• Tourism/trade. From cellphones to tractor parts, the new rules make it easier for U.S. products to reach the island. They also enable “micro-investing” from American sources to Cuban entrepreneurs. The question remains: How much is the Cuban government willing — or able — to take in? Empowering its citizens too quickly with extra cash or access to technology could threaten the government in Havana that has historically relied on tight control over the populace, said Carl Meacham, director of the Americas Program at the Center for Strategic and International Studies. Also, with Cuban hotels already at max capacity in the high season, it’s unclear how many more American travelers they can take on. “This has been happening at warp speed,” Meacham said. “On the American side, you certainly see the willingness to move forward. The question is if the Cubans are able to meet us in kind.”
In Cuba, despite receiving little airtime on state-run newscasts, news of the upcoming meetings is spreading among the populace, said Jose Jasán Nieves Cárdenas, an independent journalist living in Havana. Cubans are nervous about possible changes to the Cuban Adjustment Act but are mostly excited about the meetings and potential for improvements to their daily lives, he said.
“It’s returned hope to the people,” Cárdenas said. “They don’t understand all the details of the political process but they feel it’ll bring something positive.”
Reopening of the U.S. Embassy in Havana will close an oft-controversial chapter in U.S.-Cuba relations.
Even though these are touted as cordial, mostly logistical meetings — the first deicing of five decades of frosty relations — the issue of Cuba’s human rights will undoubtedly surface, said Ted Piccone of the Brookings Institution. The Cuban government jailed 8,410 political prisoners through November in 2014, making it one of the worst years in recent memory, according to the Cuban Commission for Human Rights and National Reconciliation, a group on the island that monitors government repression.
Cuban officials released 53 political prisoners as part of the original agreement with the U.S., though two of them were later rearrested.

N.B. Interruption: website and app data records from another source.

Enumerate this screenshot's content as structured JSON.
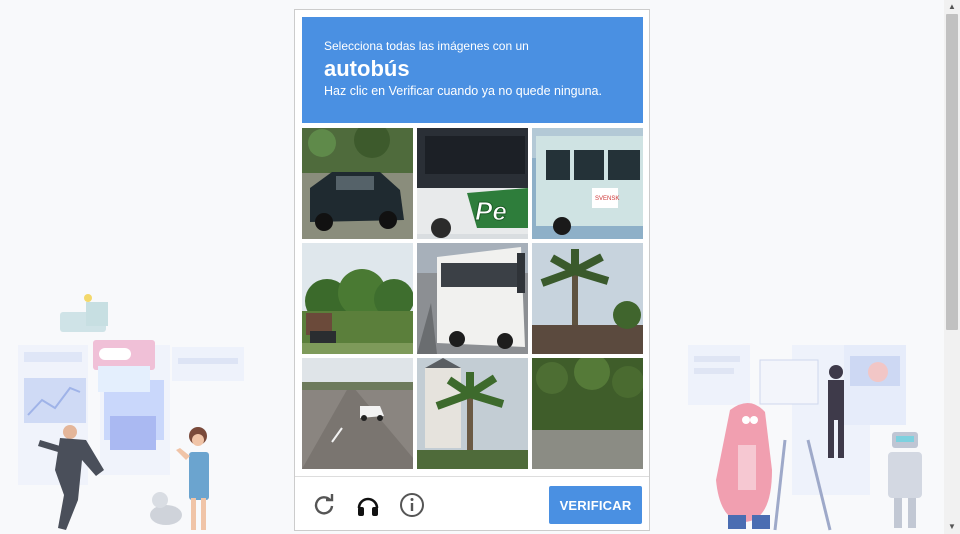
{
  "captcha": {
    "instruction_line1": "Selecciona todas las imágenes con un",
    "target_object": "autobús",
    "instruction_line2": "Haz clic en Verificar cuando ya no quede ninguna.",
    "header_color": "#4a90e2",
    "tiles": [
      {
        "name": "tile-1",
        "content": "car"
      },
      {
        "name": "tile-2",
        "content": "bus"
      },
      {
        "name": "tile-3",
        "content": "bus"
      },
      {
        "name": "tile-4",
        "content": "trees"
      },
      {
        "name": "tile-5",
        "content": "bus"
      },
      {
        "name": "tile-6",
        "content": "palm-tree"
      },
      {
        "name": "tile-7",
        "content": "road"
      },
      {
        "name": "tile-8",
        "content": "palm-tree"
      },
      {
        "name": "tile-9",
        "content": "hedge"
      }
    ],
    "controls": {
      "reload_icon": "reload-icon",
      "audio_icon": "headphones-icon",
      "info_icon": "info-icon"
    },
    "verify_label": "VERIFICAR"
  }
}
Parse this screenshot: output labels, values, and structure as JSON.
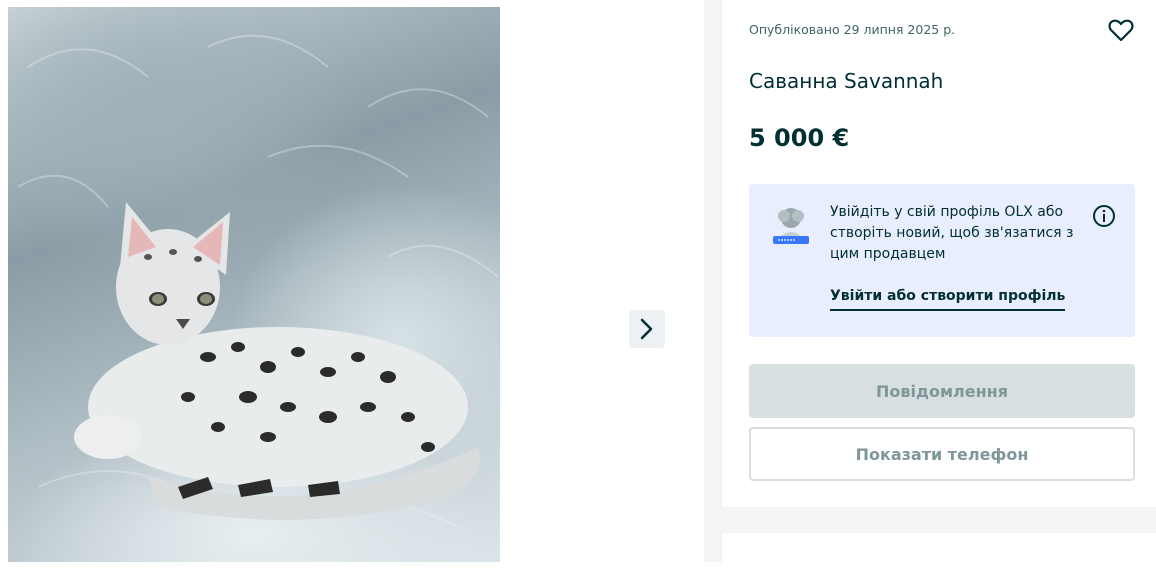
{
  "gallery": {
    "photo_subject": "savannah-kitten-photo",
    "next_icon": "chevron-right-icon"
  },
  "listing": {
    "published": "Опубліковано 29 липня 2025 р.",
    "title": "Саванна Savannah",
    "price": "5 000 €",
    "favorite_icon": "heart-icon"
  },
  "login_prompt": {
    "text": "Увійдіть у свій профіль OLX або створіть новий, щоб зв'язатися з цим продавцем",
    "link": "Увійти або створити профіль",
    "info_icon": "info-icon"
  },
  "actions": {
    "message": "Повідомлення",
    "show_phone": "Показати телефон"
  },
  "colors": {
    "text": "#002f34",
    "login_bg": "#e8eefe",
    "disabled_bg": "#d8dfe0",
    "disabled_text": "#7f9799",
    "sidebar_bg": "#f2f4f5"
  }
}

Jacobson and her delegation will likely press for more acquittals. “The release of political prisoners recently is just the beginning of the game,” Piccone said.
Sitting across from Jacobson will likely be Josefina Vidal, a high-ranking career Cuban diplomat and head of the Foreign Ministry’s North American affairs division, said Frank Mora, a former Defense Department official and Director of the Latin American and Caribbean Center at Florida International University.
It will be Jacobson’s job to set the agenda for the renewed relationship between the two countries.
“This is going to set the tone for future meetings,” said Ted Henken, a Baruch College Latino Studies professor and longtime Cuba scholar and author.
Rick Jervis and Alan Gomez, USA TODAY
January 18, 2015